Wherever a line in the data below holds "number", copy that line.

[Opening Entries shown section]

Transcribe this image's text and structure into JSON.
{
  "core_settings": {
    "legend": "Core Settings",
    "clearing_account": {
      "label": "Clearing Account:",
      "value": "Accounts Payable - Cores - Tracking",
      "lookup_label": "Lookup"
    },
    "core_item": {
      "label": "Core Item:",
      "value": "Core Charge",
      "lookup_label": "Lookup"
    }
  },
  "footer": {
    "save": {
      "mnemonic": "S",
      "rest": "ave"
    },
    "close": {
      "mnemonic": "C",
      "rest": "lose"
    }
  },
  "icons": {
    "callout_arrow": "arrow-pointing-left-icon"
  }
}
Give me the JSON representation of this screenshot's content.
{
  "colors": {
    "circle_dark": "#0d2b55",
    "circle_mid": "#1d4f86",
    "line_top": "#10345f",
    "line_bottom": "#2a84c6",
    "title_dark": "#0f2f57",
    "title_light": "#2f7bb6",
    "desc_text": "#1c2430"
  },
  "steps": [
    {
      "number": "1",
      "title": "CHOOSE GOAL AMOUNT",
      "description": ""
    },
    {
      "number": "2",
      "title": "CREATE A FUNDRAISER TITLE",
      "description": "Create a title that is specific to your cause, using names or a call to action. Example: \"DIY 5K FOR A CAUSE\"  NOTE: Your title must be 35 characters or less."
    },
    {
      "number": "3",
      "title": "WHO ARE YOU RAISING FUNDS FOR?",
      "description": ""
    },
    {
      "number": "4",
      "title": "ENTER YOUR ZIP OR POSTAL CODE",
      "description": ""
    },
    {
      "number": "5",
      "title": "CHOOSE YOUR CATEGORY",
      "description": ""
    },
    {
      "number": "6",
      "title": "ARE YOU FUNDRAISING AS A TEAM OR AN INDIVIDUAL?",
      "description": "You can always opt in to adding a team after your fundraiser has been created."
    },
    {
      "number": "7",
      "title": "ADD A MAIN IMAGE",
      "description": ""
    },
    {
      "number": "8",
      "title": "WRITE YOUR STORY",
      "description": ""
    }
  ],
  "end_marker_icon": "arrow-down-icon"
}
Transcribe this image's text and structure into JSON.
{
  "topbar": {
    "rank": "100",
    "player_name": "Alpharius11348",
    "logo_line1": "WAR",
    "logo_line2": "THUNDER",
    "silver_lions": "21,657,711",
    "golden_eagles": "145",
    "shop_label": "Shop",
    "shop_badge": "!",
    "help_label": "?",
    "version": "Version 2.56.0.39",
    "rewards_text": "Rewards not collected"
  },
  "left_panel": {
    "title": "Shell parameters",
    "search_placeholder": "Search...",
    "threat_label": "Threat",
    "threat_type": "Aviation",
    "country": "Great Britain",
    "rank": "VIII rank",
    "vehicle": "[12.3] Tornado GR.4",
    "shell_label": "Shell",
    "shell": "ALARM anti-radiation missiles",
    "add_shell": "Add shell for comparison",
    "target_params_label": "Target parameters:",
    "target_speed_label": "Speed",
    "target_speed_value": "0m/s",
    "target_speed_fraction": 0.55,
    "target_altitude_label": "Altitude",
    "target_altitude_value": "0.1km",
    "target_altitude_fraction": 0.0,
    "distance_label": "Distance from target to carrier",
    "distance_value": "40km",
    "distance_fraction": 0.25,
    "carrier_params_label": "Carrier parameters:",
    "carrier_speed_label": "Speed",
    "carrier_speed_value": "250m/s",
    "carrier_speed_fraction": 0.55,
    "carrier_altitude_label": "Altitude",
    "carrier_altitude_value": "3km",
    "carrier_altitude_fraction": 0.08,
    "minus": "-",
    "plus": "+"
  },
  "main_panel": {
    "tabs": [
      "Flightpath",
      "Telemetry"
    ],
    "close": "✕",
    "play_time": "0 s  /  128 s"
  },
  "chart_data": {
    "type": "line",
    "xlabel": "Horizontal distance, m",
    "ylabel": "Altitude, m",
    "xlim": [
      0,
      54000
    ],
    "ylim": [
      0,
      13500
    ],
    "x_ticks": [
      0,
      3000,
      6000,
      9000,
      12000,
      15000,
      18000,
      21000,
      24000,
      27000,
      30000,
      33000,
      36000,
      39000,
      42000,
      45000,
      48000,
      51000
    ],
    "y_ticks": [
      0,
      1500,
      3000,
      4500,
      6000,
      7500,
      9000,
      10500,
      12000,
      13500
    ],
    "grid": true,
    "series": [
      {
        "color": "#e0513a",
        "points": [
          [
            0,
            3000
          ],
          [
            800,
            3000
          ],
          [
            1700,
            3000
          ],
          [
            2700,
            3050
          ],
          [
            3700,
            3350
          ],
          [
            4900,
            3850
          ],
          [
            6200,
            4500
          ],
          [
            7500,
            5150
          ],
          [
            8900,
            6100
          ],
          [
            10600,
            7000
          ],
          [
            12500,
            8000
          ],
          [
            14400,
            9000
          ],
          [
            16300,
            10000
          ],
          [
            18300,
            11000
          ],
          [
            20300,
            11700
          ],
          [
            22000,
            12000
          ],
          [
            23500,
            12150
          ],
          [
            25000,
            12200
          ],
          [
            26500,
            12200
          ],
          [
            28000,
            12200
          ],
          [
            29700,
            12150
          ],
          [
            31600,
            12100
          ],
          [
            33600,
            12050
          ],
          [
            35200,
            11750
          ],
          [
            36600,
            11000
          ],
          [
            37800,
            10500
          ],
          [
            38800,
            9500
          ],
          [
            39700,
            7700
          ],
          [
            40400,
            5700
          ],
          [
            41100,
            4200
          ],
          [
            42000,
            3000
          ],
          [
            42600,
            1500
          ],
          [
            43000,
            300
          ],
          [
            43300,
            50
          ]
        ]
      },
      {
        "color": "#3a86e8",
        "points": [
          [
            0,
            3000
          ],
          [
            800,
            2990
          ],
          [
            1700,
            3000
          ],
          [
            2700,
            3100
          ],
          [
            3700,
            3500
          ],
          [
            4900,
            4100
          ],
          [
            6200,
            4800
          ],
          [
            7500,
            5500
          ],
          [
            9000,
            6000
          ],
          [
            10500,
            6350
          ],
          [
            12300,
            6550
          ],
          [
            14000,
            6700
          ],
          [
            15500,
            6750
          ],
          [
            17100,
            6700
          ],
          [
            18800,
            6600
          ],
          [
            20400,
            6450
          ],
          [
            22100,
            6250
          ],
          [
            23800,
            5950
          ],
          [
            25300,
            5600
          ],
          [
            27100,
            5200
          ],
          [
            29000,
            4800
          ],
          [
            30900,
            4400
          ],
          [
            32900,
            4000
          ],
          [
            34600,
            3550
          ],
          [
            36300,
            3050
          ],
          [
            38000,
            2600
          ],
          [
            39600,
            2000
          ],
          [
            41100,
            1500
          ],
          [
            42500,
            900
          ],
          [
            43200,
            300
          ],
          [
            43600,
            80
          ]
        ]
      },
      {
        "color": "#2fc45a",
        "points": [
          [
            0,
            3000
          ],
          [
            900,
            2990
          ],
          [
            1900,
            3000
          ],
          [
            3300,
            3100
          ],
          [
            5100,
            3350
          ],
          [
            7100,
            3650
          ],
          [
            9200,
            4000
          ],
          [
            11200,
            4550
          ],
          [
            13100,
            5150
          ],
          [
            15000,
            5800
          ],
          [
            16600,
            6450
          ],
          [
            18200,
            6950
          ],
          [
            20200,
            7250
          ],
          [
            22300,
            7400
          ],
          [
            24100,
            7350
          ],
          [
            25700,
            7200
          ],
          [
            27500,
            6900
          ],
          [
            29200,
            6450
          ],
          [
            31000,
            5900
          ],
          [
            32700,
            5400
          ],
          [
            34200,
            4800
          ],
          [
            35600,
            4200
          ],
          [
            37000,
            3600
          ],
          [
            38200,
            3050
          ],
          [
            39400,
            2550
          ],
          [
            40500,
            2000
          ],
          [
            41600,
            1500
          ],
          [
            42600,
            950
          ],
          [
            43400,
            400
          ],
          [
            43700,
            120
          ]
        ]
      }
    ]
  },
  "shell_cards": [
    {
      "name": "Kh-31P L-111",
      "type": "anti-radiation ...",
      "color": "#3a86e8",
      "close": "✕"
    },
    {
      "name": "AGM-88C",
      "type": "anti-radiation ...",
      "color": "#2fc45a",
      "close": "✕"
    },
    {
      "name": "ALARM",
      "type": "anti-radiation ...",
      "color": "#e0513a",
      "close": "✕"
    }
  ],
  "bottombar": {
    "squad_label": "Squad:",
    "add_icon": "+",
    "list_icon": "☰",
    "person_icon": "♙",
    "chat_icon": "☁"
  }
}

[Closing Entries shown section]

Solution to the problem
      "number": "1",
      "number": "2",
      "number": "3",
      "number": "4",
      "number": "5",
      "number": "6",
      "number": "7",
      "number": "8",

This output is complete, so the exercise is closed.